DATA IN THIS EXERCISE:
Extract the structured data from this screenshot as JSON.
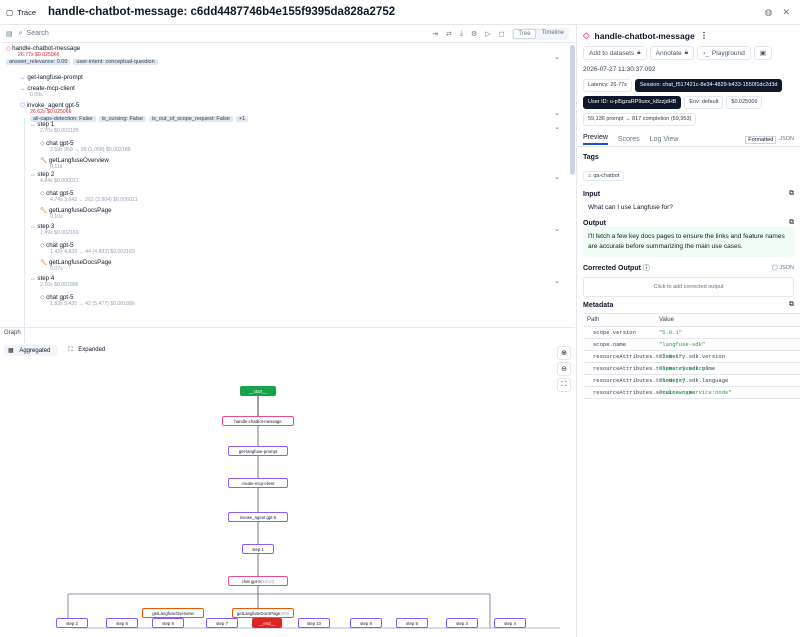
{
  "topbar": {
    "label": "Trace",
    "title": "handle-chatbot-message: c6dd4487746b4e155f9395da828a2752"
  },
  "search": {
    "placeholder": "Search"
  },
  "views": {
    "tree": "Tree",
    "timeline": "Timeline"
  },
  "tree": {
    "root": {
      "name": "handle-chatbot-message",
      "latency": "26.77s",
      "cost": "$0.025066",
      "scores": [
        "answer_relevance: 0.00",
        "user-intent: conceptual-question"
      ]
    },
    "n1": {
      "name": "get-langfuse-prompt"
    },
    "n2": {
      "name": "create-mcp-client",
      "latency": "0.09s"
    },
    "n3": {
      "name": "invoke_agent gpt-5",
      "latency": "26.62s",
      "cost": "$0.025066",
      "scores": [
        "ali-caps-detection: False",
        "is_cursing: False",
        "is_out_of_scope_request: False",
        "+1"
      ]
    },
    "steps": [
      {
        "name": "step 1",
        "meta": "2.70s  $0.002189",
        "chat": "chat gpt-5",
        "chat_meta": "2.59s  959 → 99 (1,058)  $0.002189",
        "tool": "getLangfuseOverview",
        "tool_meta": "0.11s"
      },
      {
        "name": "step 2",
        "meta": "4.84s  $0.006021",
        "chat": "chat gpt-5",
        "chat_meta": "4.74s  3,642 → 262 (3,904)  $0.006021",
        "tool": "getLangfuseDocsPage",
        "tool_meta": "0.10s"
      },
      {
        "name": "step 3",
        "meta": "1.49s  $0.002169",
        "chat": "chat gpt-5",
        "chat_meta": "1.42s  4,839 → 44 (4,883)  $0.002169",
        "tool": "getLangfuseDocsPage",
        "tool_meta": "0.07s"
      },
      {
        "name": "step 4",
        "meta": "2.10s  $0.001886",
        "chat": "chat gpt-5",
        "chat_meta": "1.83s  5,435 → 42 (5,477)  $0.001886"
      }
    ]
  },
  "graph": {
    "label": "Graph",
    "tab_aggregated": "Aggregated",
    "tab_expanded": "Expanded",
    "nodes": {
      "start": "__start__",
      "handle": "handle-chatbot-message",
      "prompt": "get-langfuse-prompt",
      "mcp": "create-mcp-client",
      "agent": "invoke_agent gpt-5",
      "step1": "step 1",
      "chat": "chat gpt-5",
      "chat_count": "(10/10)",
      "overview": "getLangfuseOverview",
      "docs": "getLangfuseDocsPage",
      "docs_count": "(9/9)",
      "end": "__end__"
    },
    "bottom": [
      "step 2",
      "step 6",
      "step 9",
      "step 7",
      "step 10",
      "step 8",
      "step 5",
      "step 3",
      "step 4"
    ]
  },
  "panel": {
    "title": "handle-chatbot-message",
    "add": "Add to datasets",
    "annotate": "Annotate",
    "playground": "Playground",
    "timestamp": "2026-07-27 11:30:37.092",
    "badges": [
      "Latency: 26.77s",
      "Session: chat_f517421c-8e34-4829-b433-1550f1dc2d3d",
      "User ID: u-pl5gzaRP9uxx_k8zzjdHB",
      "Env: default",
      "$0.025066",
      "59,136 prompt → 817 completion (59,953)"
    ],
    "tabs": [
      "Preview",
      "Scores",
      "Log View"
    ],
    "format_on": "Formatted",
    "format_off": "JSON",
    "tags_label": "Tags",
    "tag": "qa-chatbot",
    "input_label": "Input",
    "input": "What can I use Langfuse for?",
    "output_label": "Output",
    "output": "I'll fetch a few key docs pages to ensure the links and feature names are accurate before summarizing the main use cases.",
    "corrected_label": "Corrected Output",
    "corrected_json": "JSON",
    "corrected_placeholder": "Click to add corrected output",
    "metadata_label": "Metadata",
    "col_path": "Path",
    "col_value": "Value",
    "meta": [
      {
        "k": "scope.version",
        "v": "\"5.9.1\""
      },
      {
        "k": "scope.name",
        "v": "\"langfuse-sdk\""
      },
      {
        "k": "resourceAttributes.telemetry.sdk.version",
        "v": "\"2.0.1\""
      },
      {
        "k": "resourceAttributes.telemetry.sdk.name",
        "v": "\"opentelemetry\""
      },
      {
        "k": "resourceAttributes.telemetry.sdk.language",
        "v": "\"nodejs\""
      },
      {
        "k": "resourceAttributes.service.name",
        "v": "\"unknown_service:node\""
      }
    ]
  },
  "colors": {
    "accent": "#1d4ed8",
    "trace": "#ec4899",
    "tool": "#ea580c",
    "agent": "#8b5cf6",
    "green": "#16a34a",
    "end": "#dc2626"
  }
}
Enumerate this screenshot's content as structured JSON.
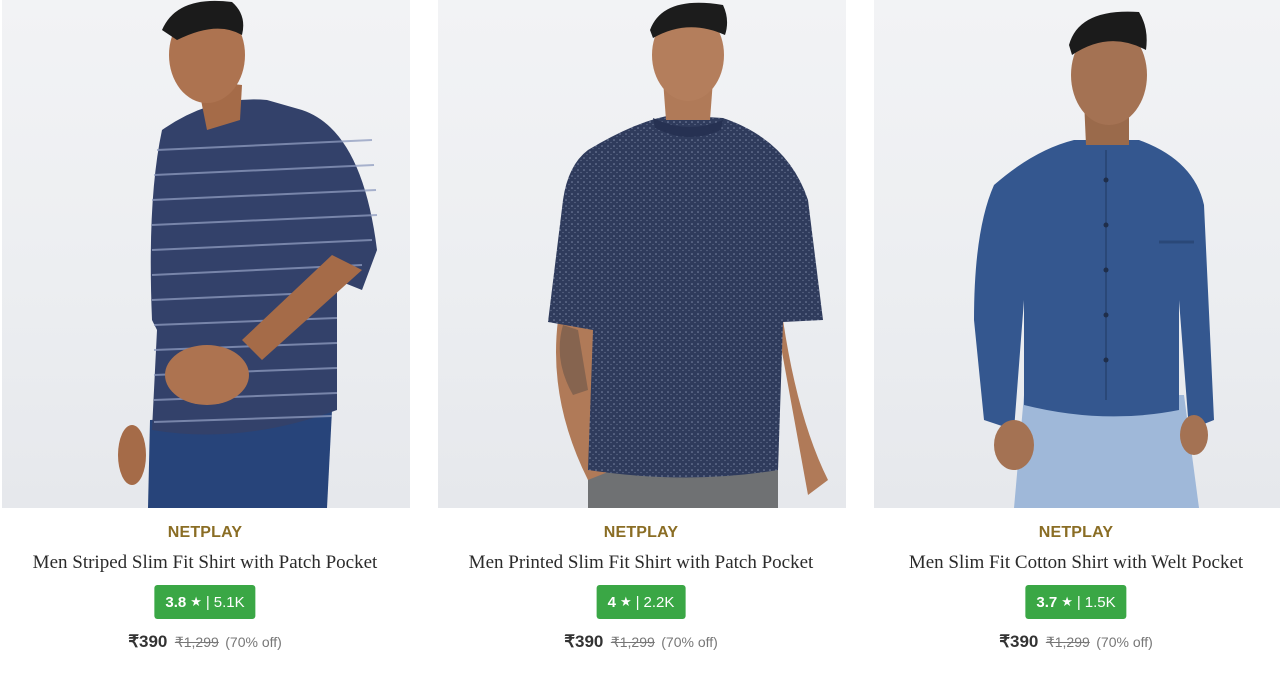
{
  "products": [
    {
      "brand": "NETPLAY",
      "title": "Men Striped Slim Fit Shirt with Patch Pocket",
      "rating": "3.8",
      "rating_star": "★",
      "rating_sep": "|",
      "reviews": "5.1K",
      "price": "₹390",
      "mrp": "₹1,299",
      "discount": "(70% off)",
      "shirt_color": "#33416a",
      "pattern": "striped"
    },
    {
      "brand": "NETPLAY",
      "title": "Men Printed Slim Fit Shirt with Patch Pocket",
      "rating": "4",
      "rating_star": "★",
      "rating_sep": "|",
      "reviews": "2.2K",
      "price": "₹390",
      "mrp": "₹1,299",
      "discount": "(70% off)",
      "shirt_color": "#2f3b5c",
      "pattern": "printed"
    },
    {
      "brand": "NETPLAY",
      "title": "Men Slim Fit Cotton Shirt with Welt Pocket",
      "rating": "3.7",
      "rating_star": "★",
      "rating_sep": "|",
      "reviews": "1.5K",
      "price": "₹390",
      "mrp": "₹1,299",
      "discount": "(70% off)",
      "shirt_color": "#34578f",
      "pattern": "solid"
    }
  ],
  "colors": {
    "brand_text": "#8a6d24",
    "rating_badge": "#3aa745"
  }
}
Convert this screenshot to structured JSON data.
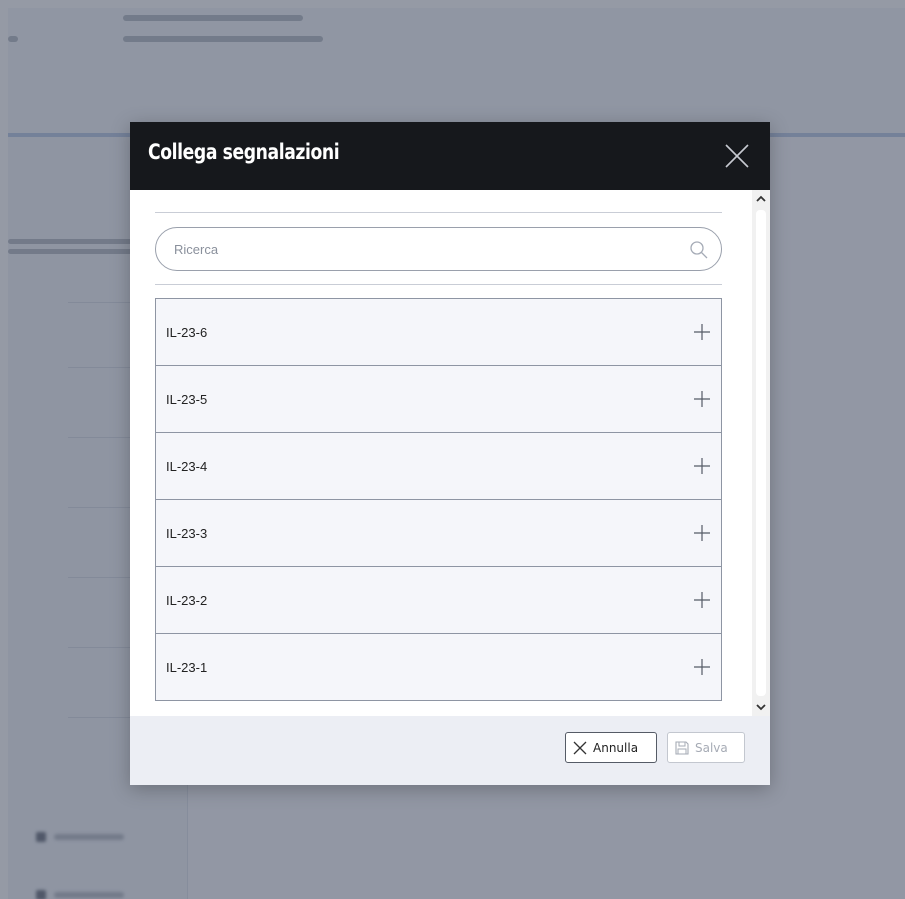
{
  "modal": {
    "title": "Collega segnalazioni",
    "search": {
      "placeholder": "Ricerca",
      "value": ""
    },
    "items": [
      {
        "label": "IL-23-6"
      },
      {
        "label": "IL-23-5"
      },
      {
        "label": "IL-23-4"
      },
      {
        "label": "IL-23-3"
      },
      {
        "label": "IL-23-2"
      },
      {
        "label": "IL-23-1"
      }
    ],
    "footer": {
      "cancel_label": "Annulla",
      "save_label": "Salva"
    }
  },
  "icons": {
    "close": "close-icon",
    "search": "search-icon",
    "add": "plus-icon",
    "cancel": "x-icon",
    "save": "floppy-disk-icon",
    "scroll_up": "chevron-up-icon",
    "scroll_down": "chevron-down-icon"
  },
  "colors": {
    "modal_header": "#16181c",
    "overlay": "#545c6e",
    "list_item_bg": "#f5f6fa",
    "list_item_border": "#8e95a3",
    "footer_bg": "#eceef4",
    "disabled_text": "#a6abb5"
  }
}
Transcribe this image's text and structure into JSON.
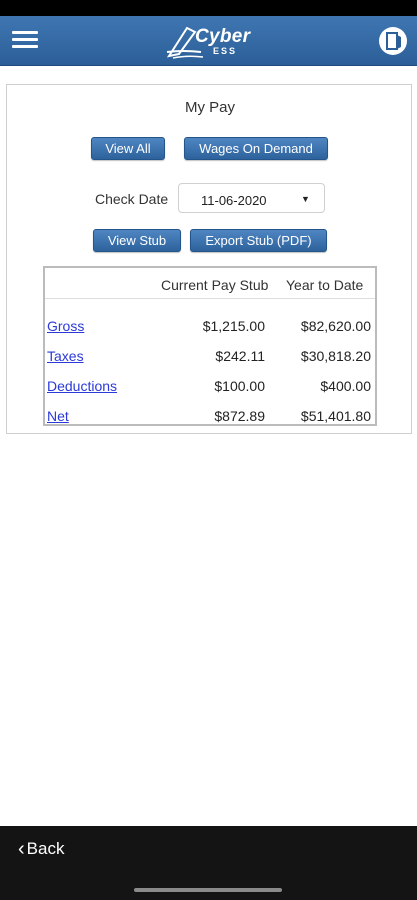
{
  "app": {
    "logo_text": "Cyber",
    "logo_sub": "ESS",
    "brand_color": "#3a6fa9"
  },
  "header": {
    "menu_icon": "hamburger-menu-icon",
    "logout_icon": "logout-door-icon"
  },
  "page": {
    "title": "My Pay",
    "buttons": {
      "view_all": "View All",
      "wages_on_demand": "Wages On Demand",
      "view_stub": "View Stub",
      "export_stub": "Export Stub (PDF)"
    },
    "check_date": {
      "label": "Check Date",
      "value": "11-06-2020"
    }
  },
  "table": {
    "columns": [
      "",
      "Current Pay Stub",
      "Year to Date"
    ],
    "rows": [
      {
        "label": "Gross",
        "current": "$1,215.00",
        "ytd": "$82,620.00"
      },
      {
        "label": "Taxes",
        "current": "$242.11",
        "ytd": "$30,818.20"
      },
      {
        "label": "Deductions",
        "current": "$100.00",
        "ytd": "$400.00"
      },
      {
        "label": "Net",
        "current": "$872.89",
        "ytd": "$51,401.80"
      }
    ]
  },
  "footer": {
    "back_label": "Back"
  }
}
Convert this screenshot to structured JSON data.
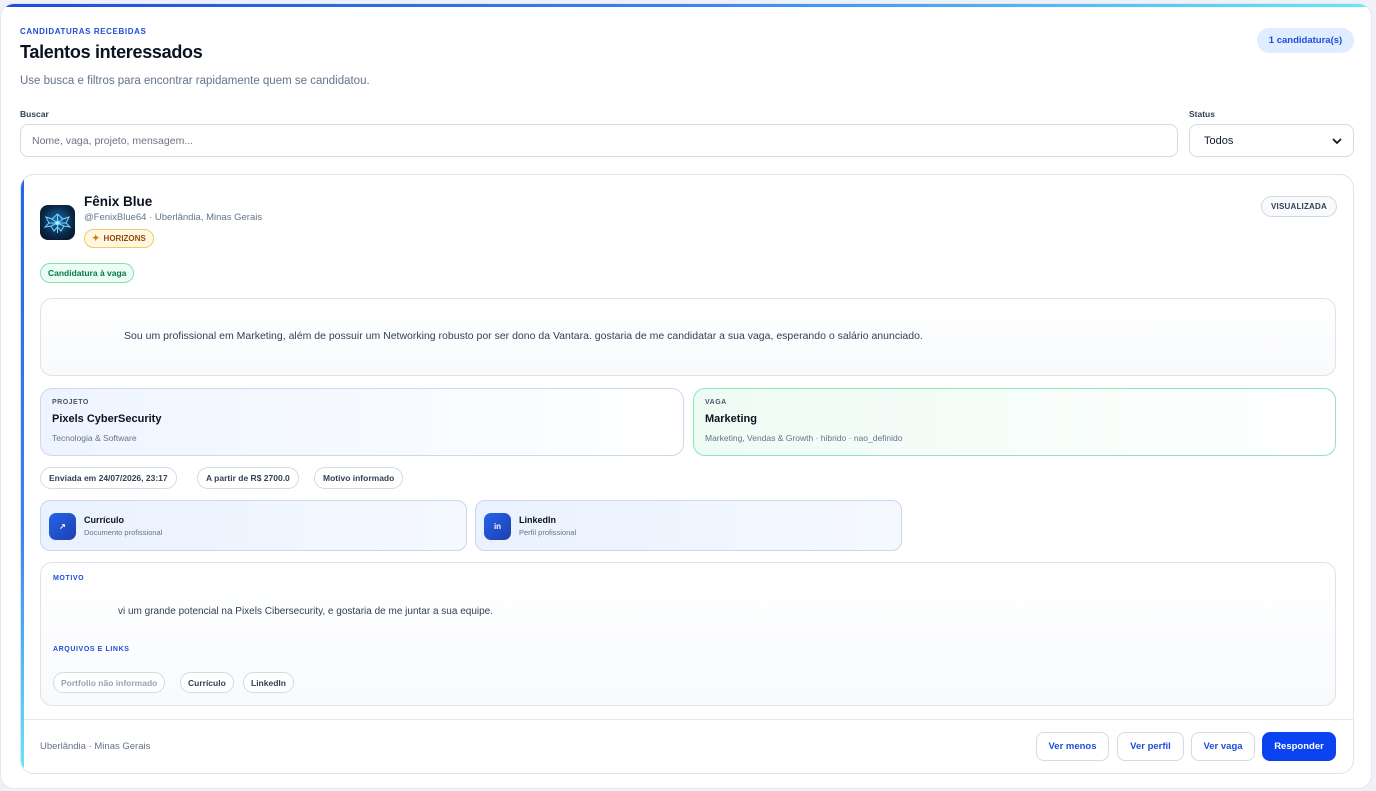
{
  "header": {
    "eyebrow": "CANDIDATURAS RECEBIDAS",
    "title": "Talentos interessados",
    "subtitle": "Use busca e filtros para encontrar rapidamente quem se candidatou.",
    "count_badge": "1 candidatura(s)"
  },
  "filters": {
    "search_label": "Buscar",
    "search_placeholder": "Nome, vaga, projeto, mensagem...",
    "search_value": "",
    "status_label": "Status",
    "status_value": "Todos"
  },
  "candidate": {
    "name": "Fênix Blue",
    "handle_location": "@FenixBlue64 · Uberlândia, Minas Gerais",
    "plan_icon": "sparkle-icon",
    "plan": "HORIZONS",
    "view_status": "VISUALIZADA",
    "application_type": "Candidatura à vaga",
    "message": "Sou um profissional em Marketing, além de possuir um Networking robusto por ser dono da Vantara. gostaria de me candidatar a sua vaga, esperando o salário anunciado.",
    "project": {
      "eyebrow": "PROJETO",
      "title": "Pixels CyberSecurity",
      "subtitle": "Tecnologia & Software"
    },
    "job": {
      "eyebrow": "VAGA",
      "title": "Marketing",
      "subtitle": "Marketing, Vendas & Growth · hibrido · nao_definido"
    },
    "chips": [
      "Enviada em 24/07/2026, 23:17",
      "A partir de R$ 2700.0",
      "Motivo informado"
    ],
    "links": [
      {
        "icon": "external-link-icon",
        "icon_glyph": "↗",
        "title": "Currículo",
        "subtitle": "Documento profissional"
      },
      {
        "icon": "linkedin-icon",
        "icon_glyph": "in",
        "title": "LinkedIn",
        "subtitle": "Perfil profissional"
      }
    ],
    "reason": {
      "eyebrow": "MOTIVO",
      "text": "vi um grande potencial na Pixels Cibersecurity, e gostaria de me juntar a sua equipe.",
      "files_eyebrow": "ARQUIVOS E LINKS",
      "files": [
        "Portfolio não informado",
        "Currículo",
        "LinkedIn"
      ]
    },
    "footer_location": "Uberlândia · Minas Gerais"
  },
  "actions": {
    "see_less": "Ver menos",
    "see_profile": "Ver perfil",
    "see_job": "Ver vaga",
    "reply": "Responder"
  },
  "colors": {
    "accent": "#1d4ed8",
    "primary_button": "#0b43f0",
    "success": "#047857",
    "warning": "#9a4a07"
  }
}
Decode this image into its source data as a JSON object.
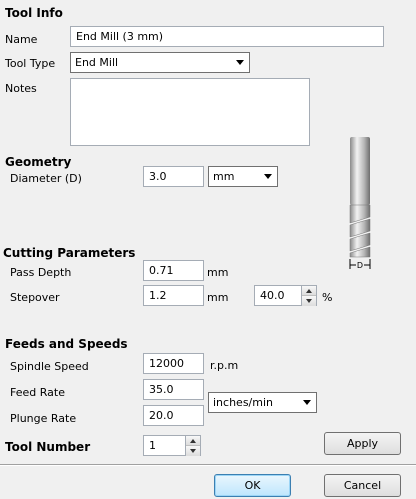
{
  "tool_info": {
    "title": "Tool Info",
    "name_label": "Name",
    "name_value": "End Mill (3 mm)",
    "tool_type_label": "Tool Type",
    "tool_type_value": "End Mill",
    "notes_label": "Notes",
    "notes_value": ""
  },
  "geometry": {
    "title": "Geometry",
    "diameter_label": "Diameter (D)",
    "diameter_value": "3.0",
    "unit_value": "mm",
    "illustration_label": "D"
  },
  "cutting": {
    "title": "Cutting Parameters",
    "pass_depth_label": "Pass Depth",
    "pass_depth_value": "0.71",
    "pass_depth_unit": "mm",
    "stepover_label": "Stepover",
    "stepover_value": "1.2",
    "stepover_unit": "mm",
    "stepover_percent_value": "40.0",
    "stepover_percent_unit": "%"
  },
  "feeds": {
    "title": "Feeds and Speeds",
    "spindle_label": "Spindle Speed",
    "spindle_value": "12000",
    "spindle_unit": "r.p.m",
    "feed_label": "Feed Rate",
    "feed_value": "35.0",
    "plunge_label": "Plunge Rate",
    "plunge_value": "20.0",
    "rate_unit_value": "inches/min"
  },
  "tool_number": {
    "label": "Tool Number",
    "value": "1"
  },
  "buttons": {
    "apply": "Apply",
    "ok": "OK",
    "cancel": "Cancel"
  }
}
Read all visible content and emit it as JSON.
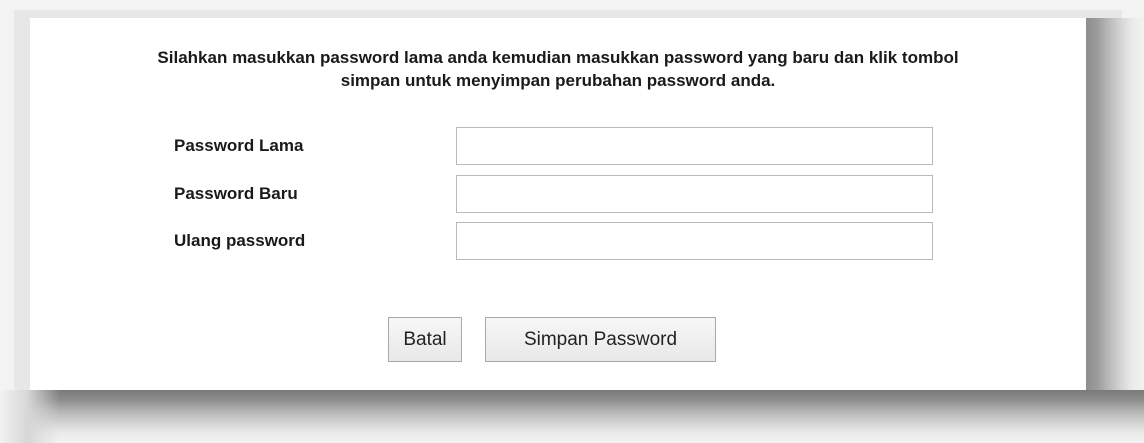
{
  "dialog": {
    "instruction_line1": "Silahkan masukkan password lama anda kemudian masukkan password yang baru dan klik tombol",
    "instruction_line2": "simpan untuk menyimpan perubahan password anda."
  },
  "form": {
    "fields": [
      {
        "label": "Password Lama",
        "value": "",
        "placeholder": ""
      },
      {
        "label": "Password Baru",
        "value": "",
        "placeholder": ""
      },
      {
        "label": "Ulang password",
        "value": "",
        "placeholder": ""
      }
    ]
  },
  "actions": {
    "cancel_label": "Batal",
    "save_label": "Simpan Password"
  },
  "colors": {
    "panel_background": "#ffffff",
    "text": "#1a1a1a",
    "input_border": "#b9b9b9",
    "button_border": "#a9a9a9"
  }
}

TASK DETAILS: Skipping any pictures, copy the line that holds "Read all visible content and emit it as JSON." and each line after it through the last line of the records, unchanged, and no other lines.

WRITTEN SOLUTION:
Read all visible content and emit it as JSON.
{
  "dialog": {
    "instruction_line1": "Silahkan masukkan password lama anda kemudian masukkan password yang baru dan klik tombol",
    "instruction_line2": "simpan untuk menyimpan perubahan password anda."
  },
  "form": {
    "fields": [
      {
        "label": "Password Lama",
        "value": "",
        "placeholder": ""
      },
      {
        "label": "Password Baru",
        "value": "",
        "placeholder": ""
      },
      {
        "label": "Ulang password",
        "value": "",
        "placeholder": ""
      }
    ]
  },
  "actions": {
    "cancel_label": "Batal",
    "save_label": "Simpan Password"
  },
  "colors": {
    "panel_background": "#ffffff",
    "text": "#1a1a1a",
    "input_border": "#b9b9b9",
    "button_border": "#a9a9a9"
  }
}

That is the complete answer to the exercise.